Hip replacement is a surgical procedure in which the hip joint is replaced by a prosthetic implant.
- Painful hip due to arthritis.
Hip replacement is carried out under spinal epidural anaesthesia. Rarely general anaesthesia can used.
All of them consist of two basic components: The ball component & the socket component.
Types of hip replacement:
In this hip implant will be fixed to the bone with the help of cement.
In this the hip implant will be pressfit to the bone and fixed with screws.
The surgeon will remove the damaged cartilage and bone and then position a new metal, plastic or ceramic implants to restore the alignment & function of your hip.
After surgery you will be monitored in the recovery room by anaesthesia team, once stable you will be shifted to the room. Most likely you will be walking within few hours after surgery.
You will be in recovery room for about 3-4 hrs under anaesthetist observation, following this you can be shifted to the room. Majority will be walking within few hours after surgery as we follow FASTTRACK procedure.
The surgeon will instruct you regarding homecare during initial weeks of surgery.
The surgeon will apply stitches or staples to close the wound and they will be removed approximately two weeks after surgery. You should avoid getting the wound wet.
A balanced diet with calcium and iron supplements is necessary for tissue healing and muscle strength. Make sure you drink lots of fluids.
Rehabilitation begins immediately after hip replacement. A physiotherapist will teach the important steps which will maintain the motion of the hip joint and ensure you can walk safely.
Your activity program will include a graduated walking program initially in the home and later outside followed by stair climbing.
1. Avoid cross legged sitting and squatting.
2. Avoid lying down on the surgical side.
In this the surgeon will excise the damaged head partially and replace it with a metal component.
Revision Hip Replacement:
The primary replacements which fail due infections, loosening or fracture around the implants, will be changed and new implants will be put in place.
These may be done in single stage or multiple stages.

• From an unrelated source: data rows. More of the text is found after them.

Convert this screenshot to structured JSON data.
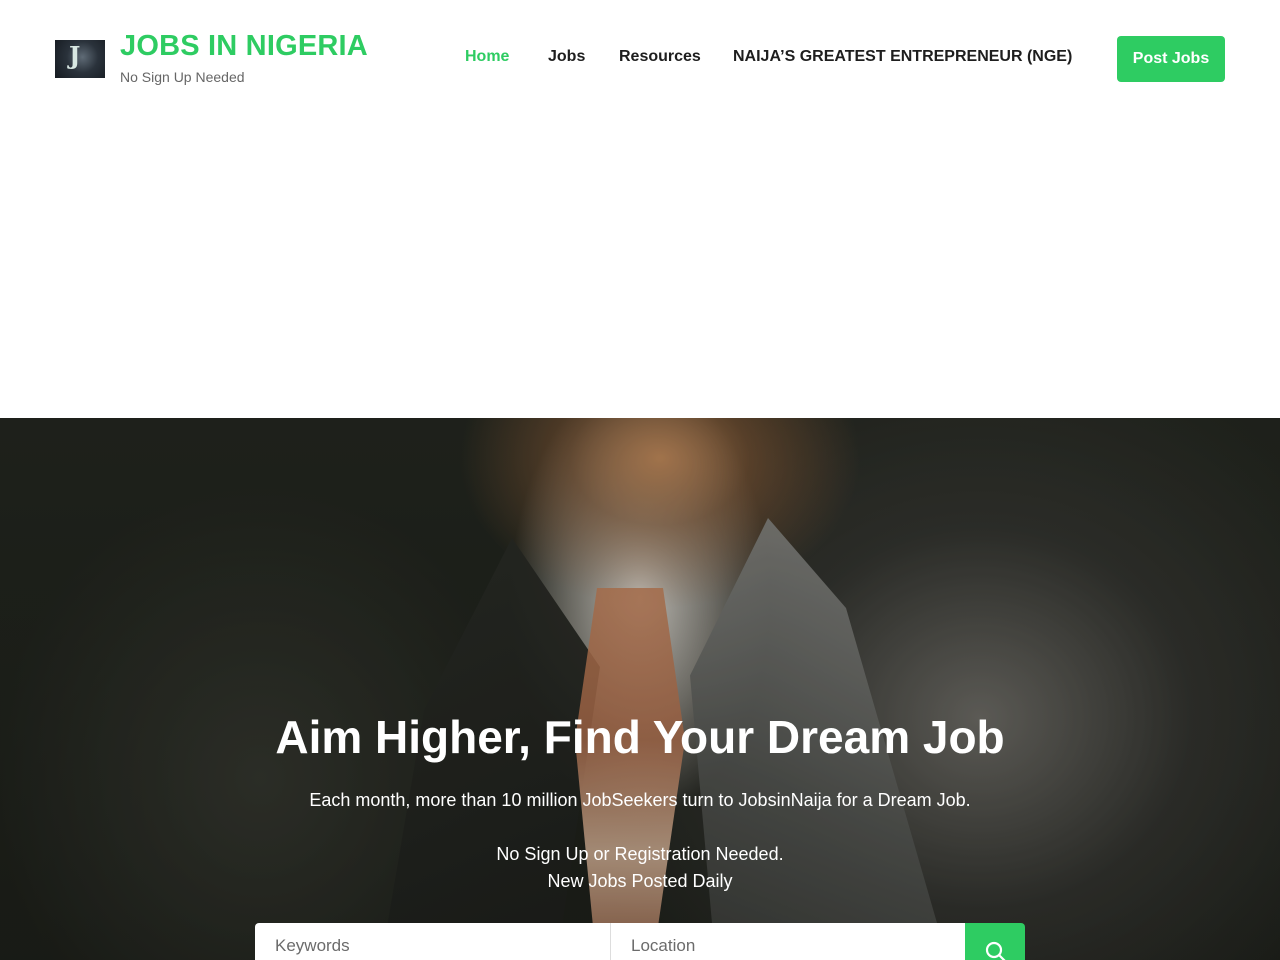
{
  "header": {
    "brand_title": "JOBS IN NIGERIA",
    "brand_tagline": "No Sign Up Needed",
    "logo_icon": "logo-image",
    "nav": [
      {
        "label": "Home",
        "active": true
      },
      {
        "label": "Jobs",
        "active": false
      },
      {
        "label": "Resources",
        "active": false
      },
      {
        "label": "NAIJA’S GREATEST ENTREPRENEUR (NGE)",
        "active": false
      }
    ],
    "post_button": "Post Jobs"
  },
  "hero": {
    "title": "Aim Higher, Find Your Dream Job",
    "subtitle": "Each month, more than 10 million JobSeekers turn to JobsinNaija for a Dream Job.",
    "line1": "No Sign Up or Registration Needed.",
    "line2": "New Jobs Posted Daily",
    "background_image": "man-in-suit-with-tie"
  },
  "search": {
    "keywords_placeholder": "Keywords",
    "location_placeholder": "Location",
    "button_icon": "search-icon"
  },
  "colors": {
    "accent": "#2ecc62",
    "nav_text": "#1e1e1e",
    "tagline": "#666666"
  }
}
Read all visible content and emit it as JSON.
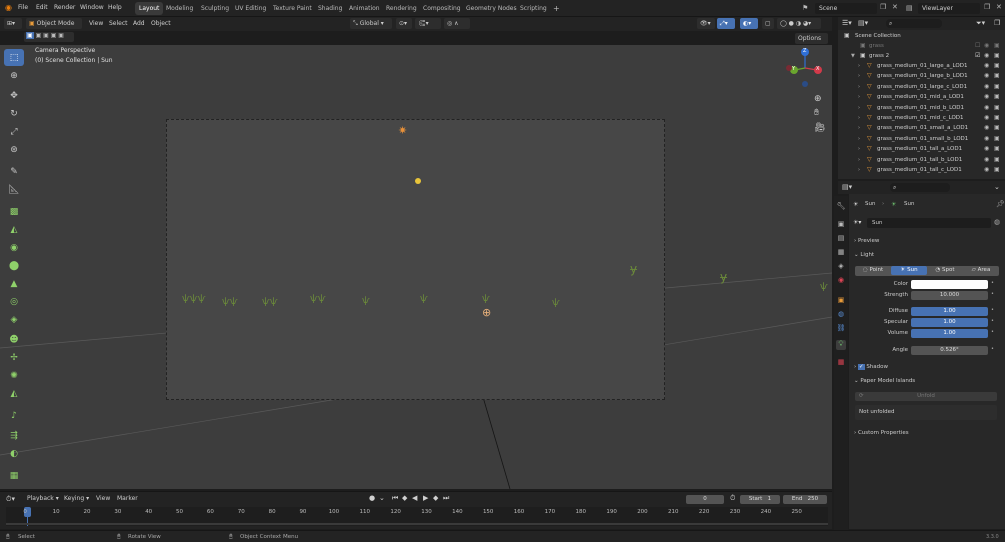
{
  "topbar": {
    "menus": [
      "File",
      "Edit",
      "Render",
      "Window",
      "Help"
    ],
    "workspaces": [
      "Layout",
      "Modeling",
      "Sculpting",
      "UV Editing",
      "Texture Paint",
      "Shading",
      "Animation",
      "Rendering",
      "Compositing",
      "Geometry Nodes",
      "Scripting"
    ],
    "active_workspace": "Layout",
    "add_tab": "+",
    "scene_label": "Scene",
    "view_layer_label": "ViewLayer"
  },
  "viewport_header": {
    "mode": "Object Mode",
    "menus": [
      "View",
      "Select",
      "Add",
      "Object"
    ],
    "transform_orientation": "Global",
    "options": "Options"
  },
  "viewport": {
    "camera_label": "Camera Perspective",
    "collection_label": "(0) Scene Collection | Sun"
  },
  "gizmo": {
    "x": "X",
    "y": "Y",
    "z": "Z"
  },
  "outliner": {
    "root": "Scene Collection",
    "collection_grass": "grass",
    "collection_grass2": "grass 2",
    "items": [
      "grass_medium_01_large_a_LOD1",
      "grass_medium_01_large_b_LOD1",
      "grass_medium_01_large_c_LOD1",
      "grass_medium_01_mid_a_LOD1",
      "grass_medium_01_mid_b_LOD1",
      "grass_medium_01_mid_c_LOD1",
      "grass_medium_01_small_a_LOD1",
      "grass_medium_01_small_b_LOD1",
      "grass_medium_01_tall_a_LOD1",
      "grass_medium_01_tall_b_LOD1",
      "grass_medium_01_tall_c_LOD1"
    ]
  },
  "properties": {
    "breadcrumb_object": "Sun",
    "breadcrumb_data": "Sun",
    "datablock_name": "Sun",
    "preview": "Preview",
    "light": "Light",
    "light_types": [
      "Point",
      "Sun",
      "Spot",
      "Area"
    ],
    "active_light_type": "Sun",
    "color_label": "Color",
    "color_value": "#ffffff",
    "strength_label": "Strength",
    "strength_value": "10.000",
    "diffuse_label": "Diffuse",
    "diffuse_value": "1.00",
    "specular_label": "Specular",
    "specular_value": "1.00",
    "volume_label": "Volume",
    "volume_value": "1.00",
    "angle_label": "Angle",
    "angle_value": "0.526°",
    "shadow": "Shadow",
    "paper_model": "Paper Model Islands",
    "unfold_button": "Unfold",
    "not_unfolded": "Not unfolded",
    "custom_properties": "Custom Properties"
  },
  "timeline": {
    "menus": [
      "Playback",
      "Keying",
      "View",
      "Marker"
    ],
    "current_frame": "0",
    "start_label": "Start",
    "start_value": "1",
    "end_label": "End",
    "end_value": "250",
    "ticks": [
      "0",
      "10",
      "20",
      "30",
      "40",
      "50",
      "60",
      "70",
      "80",
      "90",
      "100",
      "110",
      "120",
      "130",
      "140",
      "150",
      "160",
      "170",
      "180",
      "190",
      "200",
      "210",
      "220",
      "230",
      "240",
      "250"
    ]
  },
  "statusbar": {
    "select": "Select",
    "rotate": "Rotate View",
    "context": "Object Context Menu",
    "version": "3.3.0"
  }
}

In the first stage, your doctor will remove the implants and place a temporary cement spacer in your hip. This spacer is treated with antibiotics to help fight the infection and will remain in your hip for several weeks.
When the infection has been cleared, your doctor will perform second surgery to remove the antibiotic spacer and insert a new prosthesis.